February 1, 2012

YOUR SOCIAL SECURITY Davenport, Iowa Office

By Karen Cole
Social Security District Manager
Davenport, Iowa


You probably already know that there was an increase in Social Security and Supplemental Security Income (SSI) monthly payments at the beginning of the year. If you receive monthly Social Security or SSI payments, you received a 3.6 percent cost-of-living adjustment beginning with your payment for the month of January 2012.

For people who receive Social Security retirement benefits, there’s more good news. In addition to receiving a little more each month, you may now earn more income
without offsetting your benefits because the “earnings test” numbers also have gone up.

If you have reached your full retirement age (age 66 for anyone born between 1943 and 1954), the earnings test does not apply and you may earn as much money as you can without any effect on your benefits. However, if you are younger than full retirement age, collecting benefits and still working, we do offset some of your benefit amount after a certain earnings limit is met. For people under full retirement age in 2012, the annual exempt amount is $14,640, and if you do reach that limit, we withhold $1 for every $2 above that limit from your monthly benefit amount. For people who retired early, continue working and will obtain full retirement age in 2012, the annual exempt amount is $38,880 and we will withhold $1 for every $3 you earn over the limit from your monthly benefits.

You can learn more about the earnings test and how benefits may be reduced by visiting our website, www.socialsecurity.gov, and searching on the topic “earnings test.” Find out what your full retirement age is at our Retirement Age page, www.socialsecurity.gov/pubs/ageincrease.htm

You also may want to read our publication, How Work Affects Your Benefits. It’s available at www.socialsecurity.gov/pubs/10069.html.




We adopted a baby girl overseas and brought her home with us to the United States. We need to get a Social Security number for her. What do we do?
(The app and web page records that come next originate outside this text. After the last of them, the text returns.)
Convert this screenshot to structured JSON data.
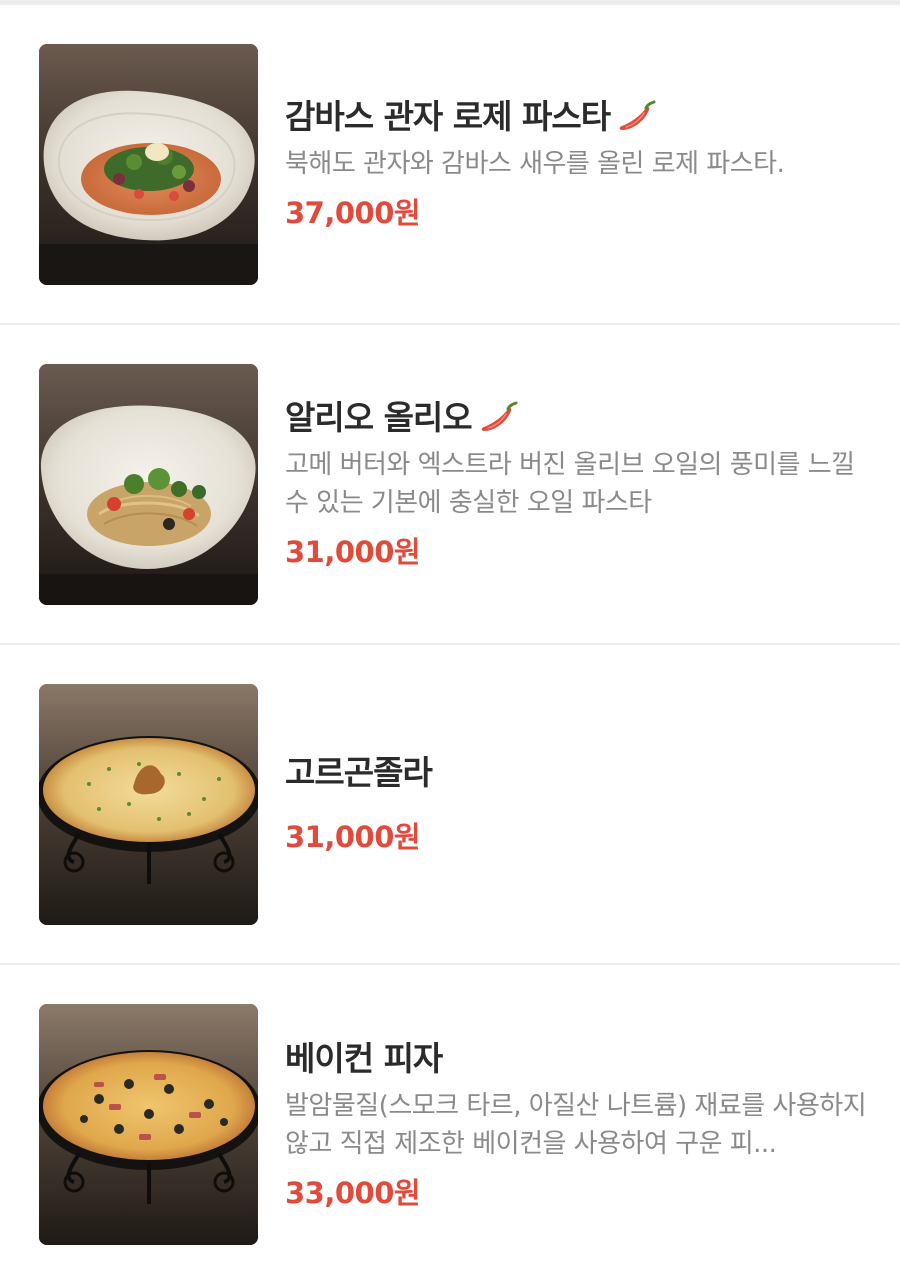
{
  "colors": {
    "price": "#e04b3c",
    "title": "#2b2b2b",
    "description": "#8a8a8a",
    "divider": "#ececec",
    "spicy": "#e04b3c"
  },
  "items": [
    {
      "name": "감바스 관자 로제 파스타",
      "spicy": true,
      "icon": "chili-pepper-icon",
      "description": "북해도 관자와 감바스 새우를 올린 로제 파스타.",
      "price": "37,000원",
      "image": "rose-pasta-photo"
    },
    {
      "name": "알리오 올리오",
      "spicy": true,
      "icon": "chili-pepper-icon",
      "description": "고메 버터와 엑스트라 버진 올리브 오일의 풍미를 느낄 수 있는 기본에 충실한 오일 파스타",
      "price": "31,000원",
      "image": "aglio-olio-photo"
    },
    {
      "name": "고르곤졸라",
      "spicy": false,
      "description": "",
      "price": "31,000원",
      "image": "gorgonzola-pizza-photo"
    },
    {
      "name": "베이컨 피자",
      "spicy": false,
      "description": "발암물질(스모크 타르, 아질산 나트륨) 재료를 사용하지 않고 직접 제조한 베이컨을 사용하여 구운 피...",
      "price": "33,000원",
      "image": "bacon-pizza-photo"
    }
  ]
}
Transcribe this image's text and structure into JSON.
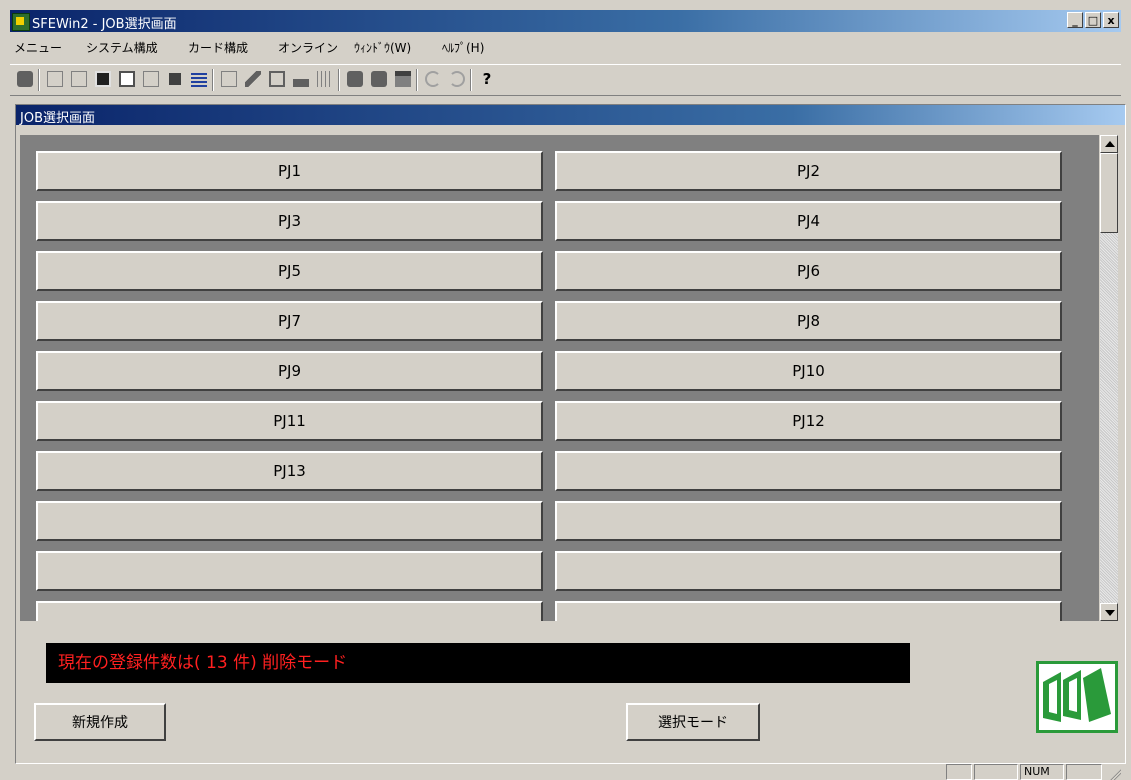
{
  "window": {
    "title": "SFEWin2 - JOB選択画面 ",
    "controls": [
      "_",
      "□",
      "x"
    ]
  },
  "menubar": {
    "items": [
      "メニュー",
      "システム構成",
      "カード構成",
      "オンライン",
      "ｳｨﾝﾄﾞｳ(W)",
      "ﾍﾙﾌﾟ(H)"
    ]
  },
  "toolbar": {
    "icons": [
      "job-stop-icon",
      "job-select-icon",
      "job-info-icon",
      "calculator-icon",
      "document-icon",
      "job-copy-icon",
      "job-save-icon",
      "environment-settings-icon",
      "system-config-icon",
      "lightning-icon",
      "card-icon",
      "blocks-icon",
      "waveform-icon",
      "speech-bubble-icon",
      "speech-bubble-2-icon",
      "print-icon",
      "undo-icon",
      "redo-icon",
      "help-icon"
    ]
  },
  "child_window": {
    "title": "JOB選択画面"
  },
  "job_grid": {
    "cells": [
      "PJ1",
      "PJ2",
      "PJ3",
      "PJ4",
      "PJ5",
      "PJ6",
      "PJ7",
      "PJ8",
      "PJ9",
      "PJ10",
      "PJ11",
      "PJ12",
      "PJ13",
      "",
      "",
      "",
      "",
      "",
      "",
      ""
    ]
  },
  "status_message": "現在の登録件数は( 13  件) 削除モード",
  "buttons": {
    "new": "新規作成",
    "select_mode": "選択モード"
  },
  "statusbar": {
    "num": "NUM"
  },
  "colors": {
    "title_blue": "#0a246a",
    "status_text": "#ff2020",
    "logo_green": "#2a9a3a"
  }
}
In general, to apply for a Social Security number for your child you must:
• Complete an Application For A Social Security Card (Form SS-5) for your child, which you can find online at www.socialsecurity.gov
• Show us documents proving your child’s:
o U.S. citizenship or immigration status
o Adoption
o Age
o Identity
• Show us a document proving your identity
• Show us evidence that establishes your relationship to the child if your name is not listed as the parent on the child’s evidence of age. The adoption decree or the amended U.S. birth certificate will suffice.

You can take your application and original documents to your local Social Security office, or you can mail them to us. All documents must be either originals or copies certified by the issuing agency. We cannot accept photocopies or notarized copies of documents. If you do not yet have proof of your child’s citizenship, we can assign a number based on documentation issued by the Department of Homeland Security upon the child’s arrival in the United States. When you do receive documentation of your child’s citizenship, you can bring it to us, and we will update your child’s record. We will mail your child’s number and card as soon as we have verified your documents with the issuing offices.



How long do I need to work to become eligible for retirement benefits?


Everyone born in 1929 or later needs 40 Social Security credits to be eligible for retirement benefits. You can earn up to four credits per year, so you will need at least 10 years to become eligible for retirement benefits. During your working years, earnings covered by Social Security are posted to your Social Security record. You earn credits based on those earnings. If you become disabled or die before age 62, the number of credits needed depends on your age at the time you die or become disabled. Learn more at www.socialsecurity.gov.


I have children at home and I plan to retire next fall. Will my children be eligible for monthly Social Security payments after I retire?


A child (biological, legally adopted, or dependent stepchild or grandchild) may potentially be eligible. Monthly Social Security payments may be made to your children if they are:
• Unmarried and under age 18
• Age 19 if still in high school
• Age 18 or over, who became severely disabled before age 22 and continue to be disabled

For more information, read Benefits For Children at www.socialsecurity.gov/pubs/10085.html.